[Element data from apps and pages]
########################################

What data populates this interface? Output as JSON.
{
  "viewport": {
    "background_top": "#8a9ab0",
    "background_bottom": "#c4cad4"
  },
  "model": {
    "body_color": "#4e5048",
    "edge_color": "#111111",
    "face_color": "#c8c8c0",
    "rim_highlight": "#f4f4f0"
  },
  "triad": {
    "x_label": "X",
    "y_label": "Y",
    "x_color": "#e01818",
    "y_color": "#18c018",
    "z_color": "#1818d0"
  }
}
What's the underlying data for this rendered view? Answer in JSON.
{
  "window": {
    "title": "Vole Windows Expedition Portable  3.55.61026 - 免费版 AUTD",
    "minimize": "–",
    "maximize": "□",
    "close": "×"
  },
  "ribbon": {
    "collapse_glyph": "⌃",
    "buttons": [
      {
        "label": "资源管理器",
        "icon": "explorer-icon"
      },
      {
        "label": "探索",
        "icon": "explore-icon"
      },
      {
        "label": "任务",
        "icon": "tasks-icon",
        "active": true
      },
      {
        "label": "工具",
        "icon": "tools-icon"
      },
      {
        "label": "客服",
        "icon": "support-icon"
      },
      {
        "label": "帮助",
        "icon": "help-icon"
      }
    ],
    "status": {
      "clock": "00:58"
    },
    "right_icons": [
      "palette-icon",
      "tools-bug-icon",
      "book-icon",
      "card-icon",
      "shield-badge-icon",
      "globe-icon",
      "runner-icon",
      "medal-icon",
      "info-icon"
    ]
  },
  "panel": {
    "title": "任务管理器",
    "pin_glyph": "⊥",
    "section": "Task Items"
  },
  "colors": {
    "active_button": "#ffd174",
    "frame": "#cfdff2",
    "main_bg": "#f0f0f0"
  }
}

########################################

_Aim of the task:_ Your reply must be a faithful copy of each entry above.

_Exercise result:_
What data populates this interface? Output as JSON.
{
  "viewport": {
    "background_top": "#8a9ab0",
    "background_bottom": "#c4cad4"
  },
  "model": {
    "body_color": "#4e5048",
    "edge_color": "#111111",
    "face_color": "#c8c8c0",
    "rim_highlight": "#f4f4f0"
  },
  "triad": {
    "x_label": "X",
    "y_label": "Y",
    "x_color": "#e01818",
    "y_color": "#18c018",
    "z_color": "#1818d0"
  }
}
What's the underlying data for this rendered view? Answer in JSON.
{
  "window": {
    "title": "Vole Windows Expedition Portable  3.55.61026 - 免费版 AUTD",
    "minimize": "–",
    "maximize": "□",
    "close": "×"
  },
  "ribbon": {
    "collapse_glyph": "⌃",
    "buttons": [
      {
        "label": "资源管理器",
        "icon": "explorer-icon"
      },
      {
        "label": "探索",
        "icon": "explore-icon"
      },
      {
        "label": "任务",
        "icon": "tasks-icon",
        "active": true
      },
      {
        "label": "工具",
        "icon": "tools-icon"
      },
      {
        "label": "客服",
        "icon": "support-icon"
      },
      {
        "label": "帮助",
        "icon": "help-icon"
      }
    ],
    "status": {
      "clock": "00:58"
    },
    "right_icons": [
      "palette-icon",
      "tools-bug-icon",
      "book-icon",
      "card-icon",
      "shield-badge-icon",
      "globe-icon",
      "runner-icon",
      "medal-icon",
      "info-icon"
    ]
  },
  "panel": {
    "title": "任务管理器",
    "pin_glyph": "⊥",
    "section": "Task Items"
  },
  "colors": {
    "active_button": "#ffd174",
    "frame": "#cfdff2",
    "main_bg": "#f0f0f0"
  }
}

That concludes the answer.